Karl Denson knows exactly what he wants to do and exactly how to get it done, both in his musical and his business endeavors. He made that perfectly clear early in the conversation in a firm but friendly manner that continued throughout the dialogue.
The practical and no-nonsense tone of his response is right in keeping with his most recent activities, in which he has circled back to roots while simultaneously charting a new course for himself as a musician and entrepreneur: the two roles, often mutually exclusive, are in Denson's mind, inextricably intertwined.
So it is that hot on the heels of a reunion of The Greyboy Allstars, the nouveau funk band Denson helped found in 1995, he exhumed the concept of an all-instrumental jazz trio, recording with them and touring in almost equally short order to the Greyboy project early in 2007. Yet KD3 isn't an all-freewheeling improvisational exercise anymore than is Bobby Ace Records: Denson's independent record label enterprise represents a means to record and distribute his own projects and those of like-minded musicians and keep it-the music and the mercenary aspects of the work-moving in as direct a fashion as possible straight to the audience.
The Karl Denson Trio takes the stage with a set list of tunes that vary little from night to night except in the spontaneity of the moment, as Denson calls it. Much as he chose to help educate a funk drummer (Jake Najor) to jam rather than the other way round, Denson maintains the ambition to reach more of the mainstream by utilizing a more iconoclastic approach. As with the interlude on the phone with Doug Collette, so far so good.
Doug Collette: I was anxious to talk to you, having gotten a copy of the new album (Lunar Orbit) with the Trio, and I have to tell you first of all how much I've been enjoying it. You must be pretty proud of it.
Karl Denson: I am, man! I haven't been this proud of something I've done in quite a while.
DC: Well, it's got a great vibe to it. You know, the more that I listened to it, the more I enjoyed it, but more so because I seemed to sense - and tell me if I'm off the mark here - a real atmosphere similar to the great Blue Note ensemble recordings of the '50s, as well as some stuff from the '70s, like the Greyboy Allstars thing. It just has a great, great mood to it.
KD: Yeah, I was really kind of stretching myself up with this record, in terms of trying to…I'm always trying to mix things, you know like I…I…I like fruit punch. (laughter) You know?
DC: Yup, I know what you mean!
KD: And so I'm always trying to mix things up, especially as a jazz guy, you know, trying to get enough out of the old elements that I love and enough out of the new elements that I love. And I'm trying to always push the form forward. With this record, I felt like I really got something. I really got kind of a formula that I'm looking forward to expanding on in the future.
DC: Well, I can certainly appreciate that fact because there seems to be plenty of room for you to expand on this, no matter who you're playing with.
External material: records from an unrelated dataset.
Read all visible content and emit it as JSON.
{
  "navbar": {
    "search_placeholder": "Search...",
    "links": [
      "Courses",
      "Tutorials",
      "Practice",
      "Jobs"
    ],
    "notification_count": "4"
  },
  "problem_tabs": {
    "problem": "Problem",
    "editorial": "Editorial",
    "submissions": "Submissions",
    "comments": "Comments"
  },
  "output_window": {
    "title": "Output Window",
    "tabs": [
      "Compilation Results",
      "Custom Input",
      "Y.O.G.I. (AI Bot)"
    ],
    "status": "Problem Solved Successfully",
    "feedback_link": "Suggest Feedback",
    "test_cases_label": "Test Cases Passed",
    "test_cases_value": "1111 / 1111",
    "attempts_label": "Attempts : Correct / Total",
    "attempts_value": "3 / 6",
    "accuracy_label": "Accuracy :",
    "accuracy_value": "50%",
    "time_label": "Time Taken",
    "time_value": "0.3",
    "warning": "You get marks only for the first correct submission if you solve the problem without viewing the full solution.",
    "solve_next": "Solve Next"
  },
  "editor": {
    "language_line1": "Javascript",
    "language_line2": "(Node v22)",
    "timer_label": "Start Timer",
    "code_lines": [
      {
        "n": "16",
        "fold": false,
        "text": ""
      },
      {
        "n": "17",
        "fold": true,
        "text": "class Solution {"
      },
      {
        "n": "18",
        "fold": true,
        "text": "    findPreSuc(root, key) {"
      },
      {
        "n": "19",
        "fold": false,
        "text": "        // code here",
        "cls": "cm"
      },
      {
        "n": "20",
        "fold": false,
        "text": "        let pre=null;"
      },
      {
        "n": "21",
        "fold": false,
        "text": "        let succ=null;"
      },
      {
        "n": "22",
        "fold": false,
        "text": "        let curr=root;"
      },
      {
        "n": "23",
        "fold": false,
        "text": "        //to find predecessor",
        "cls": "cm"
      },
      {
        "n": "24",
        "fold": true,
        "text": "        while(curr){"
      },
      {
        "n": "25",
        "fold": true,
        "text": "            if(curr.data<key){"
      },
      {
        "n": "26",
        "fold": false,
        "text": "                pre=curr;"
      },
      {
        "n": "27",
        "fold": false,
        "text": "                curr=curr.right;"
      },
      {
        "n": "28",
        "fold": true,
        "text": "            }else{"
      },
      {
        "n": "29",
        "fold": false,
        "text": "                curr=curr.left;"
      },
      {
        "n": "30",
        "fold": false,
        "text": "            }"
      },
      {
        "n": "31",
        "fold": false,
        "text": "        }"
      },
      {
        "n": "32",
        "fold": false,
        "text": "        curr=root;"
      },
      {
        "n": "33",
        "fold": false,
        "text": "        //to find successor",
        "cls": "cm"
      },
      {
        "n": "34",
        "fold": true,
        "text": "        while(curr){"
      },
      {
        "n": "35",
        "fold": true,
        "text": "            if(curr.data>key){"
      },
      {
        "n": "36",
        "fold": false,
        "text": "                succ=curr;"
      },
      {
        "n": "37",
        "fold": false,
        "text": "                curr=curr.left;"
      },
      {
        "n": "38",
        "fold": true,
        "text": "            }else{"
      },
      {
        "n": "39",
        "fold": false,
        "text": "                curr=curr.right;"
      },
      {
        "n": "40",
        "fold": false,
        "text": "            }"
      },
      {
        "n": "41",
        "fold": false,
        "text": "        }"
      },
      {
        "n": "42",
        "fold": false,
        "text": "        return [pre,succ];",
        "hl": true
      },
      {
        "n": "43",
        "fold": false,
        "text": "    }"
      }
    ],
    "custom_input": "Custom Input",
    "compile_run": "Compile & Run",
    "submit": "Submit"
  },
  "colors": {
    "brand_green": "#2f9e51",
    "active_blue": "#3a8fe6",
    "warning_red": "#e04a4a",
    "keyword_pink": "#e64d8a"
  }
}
Can you tell me exactly who's gonna be in the Trio or is in the Trio right now, as you continue on tour?
KD: Anthony Smith is the organist/keyboard player. He's on the record also and he plays about half the tunes. And then Jake Najor, the drummer who plays half the tunes on the record, is on tour with us.
DC: Great.
KD: And it's been really great, man. I went from kind of trying a more traditional jazz drummer and teaching him how to play funk, and I ended up going back to a funk drummer and teaching him how to play jazz, which is working out much more to my liking.
DC: Let's talk a minute about how you approach playing onstage. And I like to ask this question of virtually every musician I talk to because I've been getting some surprising and very diverse answers. How tightly do you comprise a set list before you go onstage, if you have one at all?
KD: Well, it's pretty rigid. I mean, we used to go on the stage back in the day with the Greyboy Allstars and just call tunes, but with this band now, kind of with the way the music's gone, you know, I used to do that back a year ago when we first started the band, but now it's kind of become more of like, really trying to program the music and really trying to make it hit as hard as the record hits. So we've kind of worked our way up to where now we have a two-hour show that's pretty consistent as far as what tunes we play in which place. And then my next move is to write another five or six tunes to kind of flesh the whole thing out, so I can move things around.
DC: Do you have specific tunes that are in the repertoire right now that you and the band have agreed are right for stretching out on? Or do you let the tunes pretty much flow as they go onstage and stretch them out as the inspiration hits you?
KD: We have pretty much… There's like three or four tunes that we really stretch out on.That like have open forms. But I've really tried to invest into writing real forms and kind of more from a traditional standpoint. You know like, I like those records. I like those old Charlie Parker records that are three-minute songs, you know, or two-and-a-half-minute songs. I like the idea of sticking to structure. My early jazz time was really spent playing a lot of avant garde free stuff, you know, so I've kind of been there, done that. And now, I really like form.
DC: Well, I can really appreciate that. The first time I ever saw you play live was when you were on tour with Gov't Mule a couple years ago, and you guys came up to Vermont, and it was interesting to hear the sound of a horn in that group. And it prompts me to ask, do you change how you play depending on the group that you're playing with? I mean do you do that consciously? Or does it change at all?